Location: 2625 North Meridian Street, Indianapolis, Indiana, USA
Opened: In 1926 as residential hotel "for persons of distinction." La Provence, the "woman-only" bar, opened in 1953.
Closed: Hotel still open, though now doing business as Marrot Apartments. No evidence that La Provence is still open.
Here is the (condescending) notice in the Milwaukee Journal announcing the opening of La Provence on November 6, 1953:
Who Buys the Drinks in Women Only Bar?
Indianapolis, Ind. (AP) The Marrot, a fashionable hotel, announced Thursday that it would soon open a bar for women only.
Men can get into the gold and turquoise La Provence only if they are escorting a woman.
There is an added gimmick. The women may keep the fancy decanters if their order empties the bottle.
The story was also picked up by the Chicago Tribune (pay per view) and the Modesto Bee.
The comparatively late date on this story is astonishing. Had a hotel opened a "ladies only" bar some forty years earlier, nobody would have batted an eye. The "ladies-only" bar would have been seen as a more-or-less innocent complement to the men-only drinking establishments and nothing more.

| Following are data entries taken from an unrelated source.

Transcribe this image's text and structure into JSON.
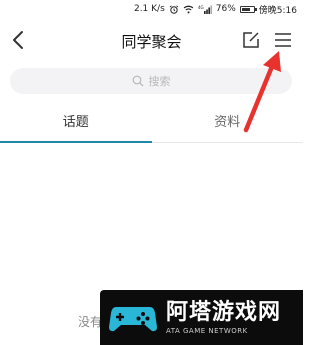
{
  "status_bar": {
    "speed": "2.1 K/s",
    "network": "4G",
    "battery": "76%",
    "battery_level": 0.76,
    "time": "傍晚5:16"
  },
  "header": {
    "title": "同学聚会"
  },
  "search": {
    "placeholder": "搜索"
  },
  "tabs": [
    {
      "label": "话题",
      "active": true
    },
    {
      "label": "资料",
      "active": false
    }
  ],
  "content": {
    "empty_text": "没有"
  },
  "colors": {
    "accent": "#1e8aa8",
    "annotation_arrow": "#e8322e"
  },
  "watermark": {
    "title": "阿塔游戏网",
    "subtitle": "ATA GAME NETWORK"
  }
}
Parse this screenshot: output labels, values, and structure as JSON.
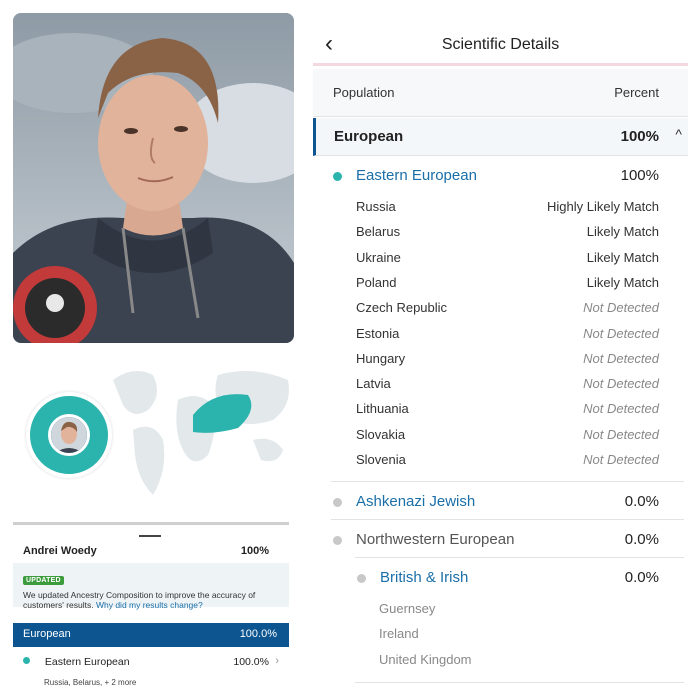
{
  "left": {
    "card": {
      "name": "Andrei Woedy",
      "percent": "100%",
      "badge": "UPDATED",
      "update_message": "We updated Ancestry Composition to improve the accuracy of customers' results.",
      "update_link": "Why did my results change?",
      "population": "European",
      "population_percent": "100.0%",
      "region": "Eastern European",
      "region_percent": "100.0%",
      "region_chevron": "›",
      "region_countries": "Russia, Belarus, + 2 more"
    }
  },
  "right": {
    "header": {
      "back_icon": "‹",
      "title": "Scientific Details"
    },
    "columns": {
      "population": "Population",
      "percent": "Percent"
    },
    "top_population": {
      "name": "European",
      "percent": "100%",
      "chevron": "^"
    },
    "eastern_european": {
      "name": "Eastern European",
      "percent": "100%",
      "countries": [
        {
          "name": "Russia",
          "match": "Highly Likely Match"
        },
        {
          "name": "Belarus",
          "match": "Likely Match"
        },
        {
          "name": "Ukraine",
          "match": "Likely Match"
        },
        {
          "name": "Poland",
          "match": "Likely Match"
        },
        {
          "name": "Czech Republic",
          "match": "Not Detected"
        },
        {
          "name": "Estonia",
          "match": "Not Detected"
        },
        {
          "name": "Hungary",
          "match": "Not Detected"
        },
        {
          "name": "Latvia",
          "match": "Not Detected"
        },
        {
          "name": "Lithuania",
          "match": "Not Detected"
        },
        {
          "name": "Slovakia",
          "match": "Not Detected"
        },
        {
          "name": "Slovenia",
          "match": "Not Detected"
        }
      ]
    },
    "ashkenazi": {
      "name": "Ashkenazi Jewish",
      "percent": "0.0%"
    },
    "northwestern": {
      "name": "Northwestern European",
      "percent": "0.0%"
    },
    "british_irish": {
      "name": "British & Irish",
      "percent": "0.0%",
      "countries": [
        "Guernsey",
        "Ireland",
        "United Kingdom"
      ]
    }
  },
  "colors": {
    "teal": "#2bb3ad",
    "navy": "#0c5591",
    "link": "#1a6fa8",
    "badge_green": "#3c9b3c"
  }
}
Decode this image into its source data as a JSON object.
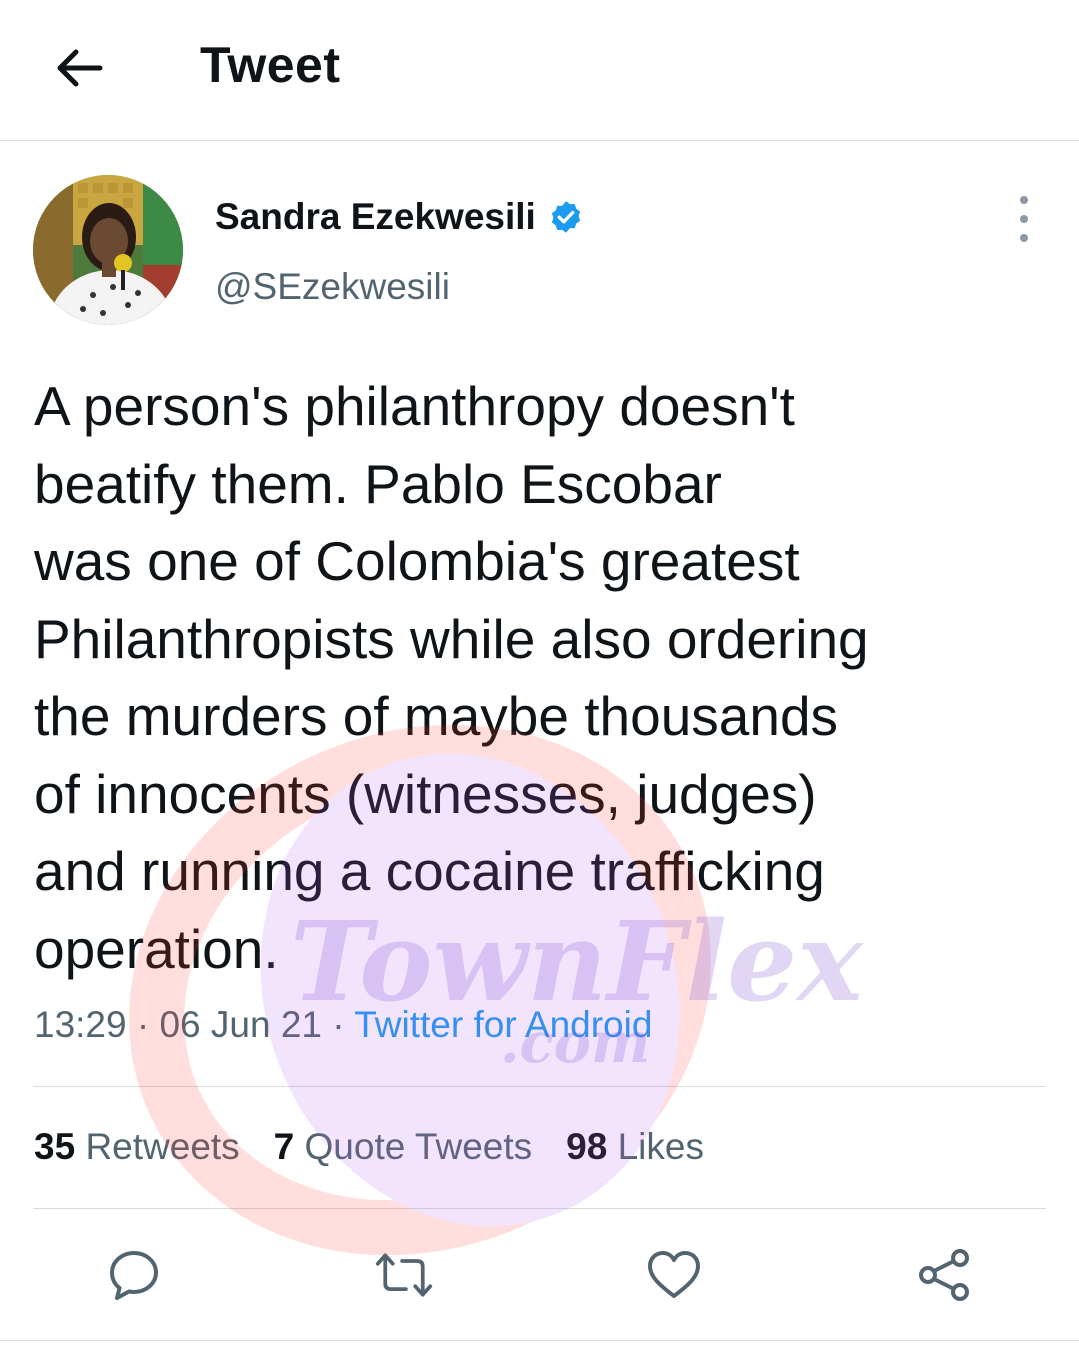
{
  "header": {
    "title": "Tweet",
    "back_icon": "arrow-left-icon"
  },
  "author": {
    "name": "Sandra Ezekwesili",
    "handle": "@SEzekwesili",
    "verified_icon": "verified-badge-icon",
    "more_icon": "more-vertical-icon"
  },
  "tweet": {
    "text": "A person's philanthropy doesn't\nbeatify them. Pablo Escobar\nwas one of Colombia's greatest\nPhilanthropists while also ordering\nthe murders of maybe thousands\nof innocents (witnesses, judges)\nand running a cocaine trafficking\noperation.",
    "time": "13:29",
    "separator": " · ",
    "date": "06 Jun 21",
    "source": "Twitter for Android"
  },
  "stats": {
    "retweets_count": "35",
    "retweets_label": "Retweets",
    "quotes_count": "7",
    "quotes_label": "Quote Tweets",
    "likes_count": "98",
    "likes_label": "Likes"
  },
  "actions": [
    "reply-icon",
    "retweet-icon",
    "like-icon",
    "share-icon"
  ],
  "watermark": {
    "line1": "TownFlex",
    "line2": ".com"
  },
  "colors": {
    "text": "#0f1419",
    "secondary": "#536471",
    "accent": "#1d9bf0",
    "divider": "#d7dbdf"
  }
}
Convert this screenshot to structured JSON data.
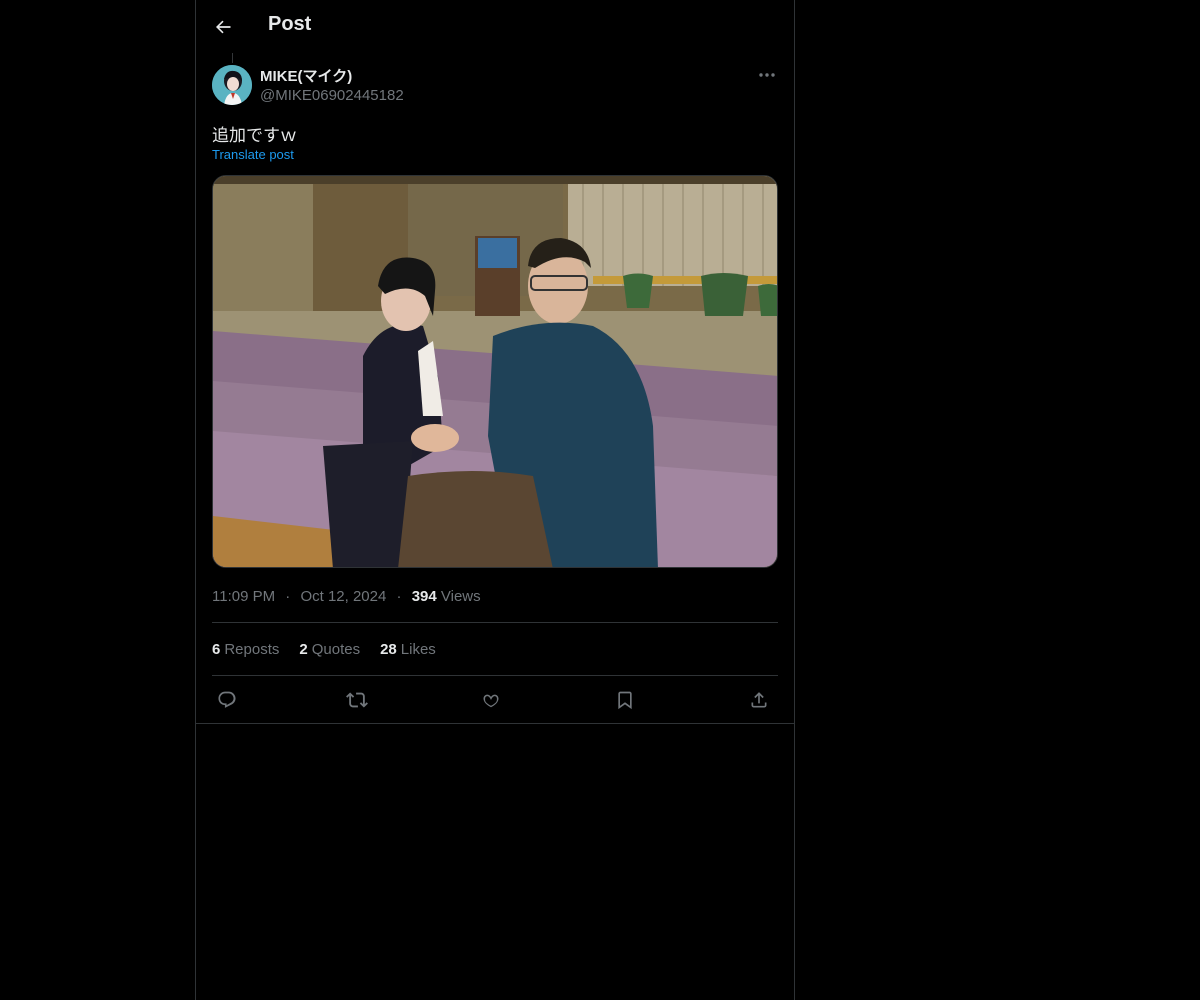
{
  "header": {
    "title": "Post"
  },
  "post": {
    "author": {
      "display_name": "MIKE(マイク)",
      "handle": "@MIKE06902445182"
    },
    "text": "追加ですｗ",
    "translate_label": "Translate post",
    "time": "11:09 PM",
    "date": "Oct 12, 2024",
    "separator": "·",
    "views_count": "394",
    "views_label": "Views",
    "stats": [
      {
        "count": "6",
        "label": "Reposts"
      },
      {
        "count": "2",
        "label": "Quotes"
      },
      {
        "count": "28",
        "label": "Likes"
      }
    ],
    "actions": [
      "reply-icon",
      "repost-icon",
      "like-icon",
      "bookmark-icon",
      "share-icon"
    ]
  },
  "colors": {
    "background": "#000000",
    "text_primary": "#e7e9ea",
    "text_secondary": "#71767b",
    "link": "#1d9bf0",
    "border": "#2f3336"
  }
}
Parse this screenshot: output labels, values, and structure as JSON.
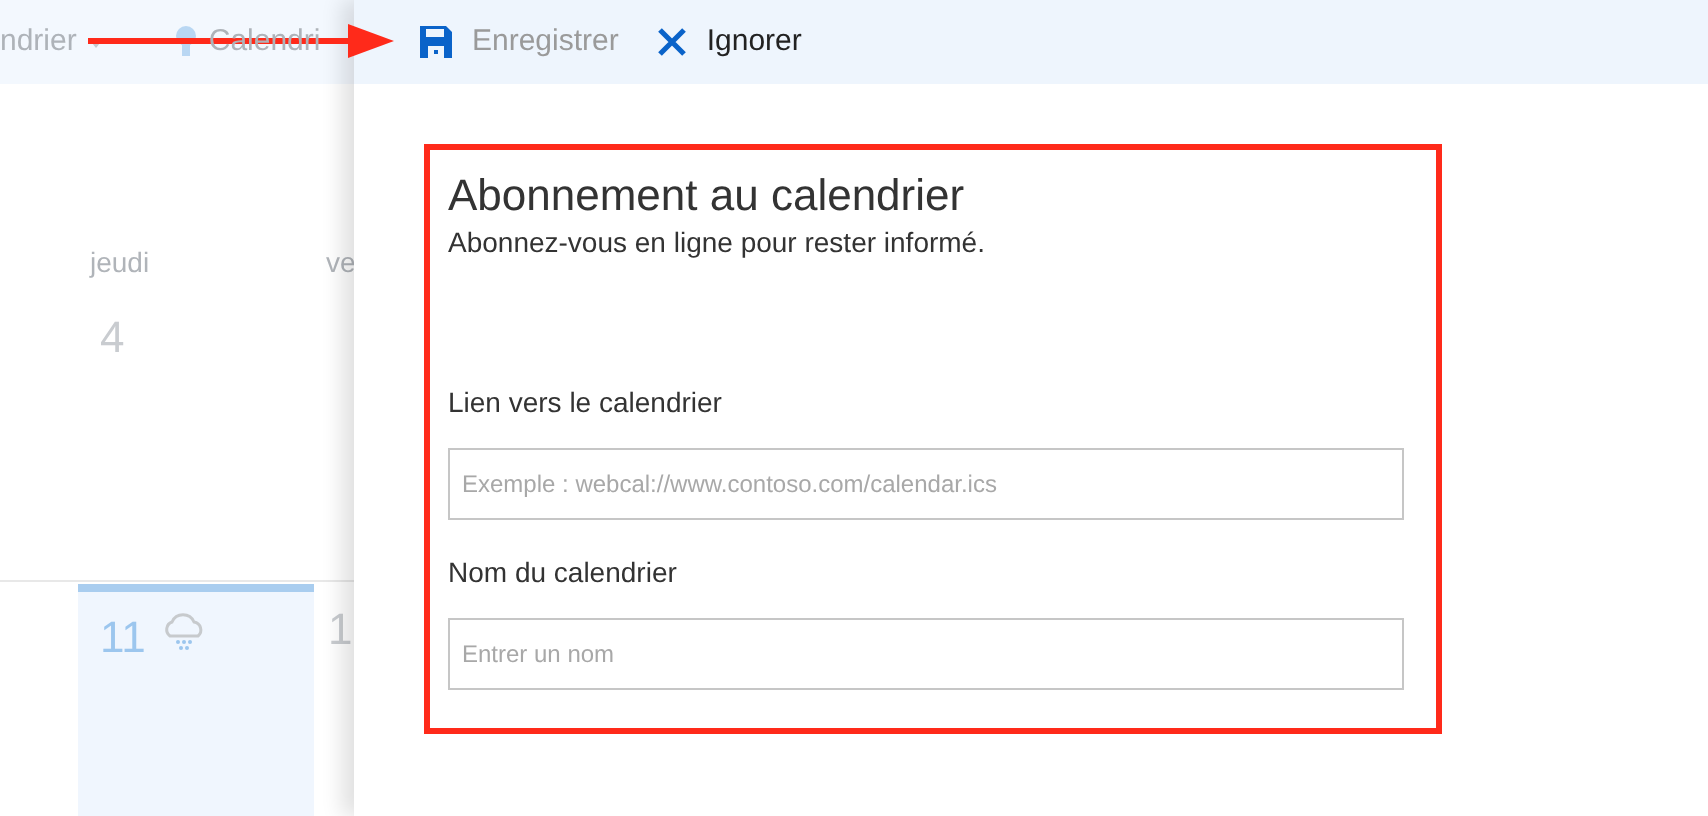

But by the early 1950s, it's hard to fathom that a woman-only bar could still be treated in the press as an amusing novelty, and not as something "tainted" by the possibility of lesbianism or "sexual perversion." Gay and lesbian historians have generally argued that the 1950s were the worst time for gay people, especially lesbians, who, to some extent, had been able to sail under the social radar until the Second World War or so. But by the early 1950s, neo-Freudian psychoanalysts, in cahoots with government officials, were "diagnosing" lesbianism everywhere. Women, perhaps more so than men, were being hounded out of federal and state jobs due to the witch hunts instigated by Joseph McCarthy and his political allies. McCarthy wasn't officially censured by the Senate till 1954, but the paranoid social policies he initiated lived on for many years afterwards.
So how did we come up with La Provence, an apparent throwback to another era? Your guess is as good as mine.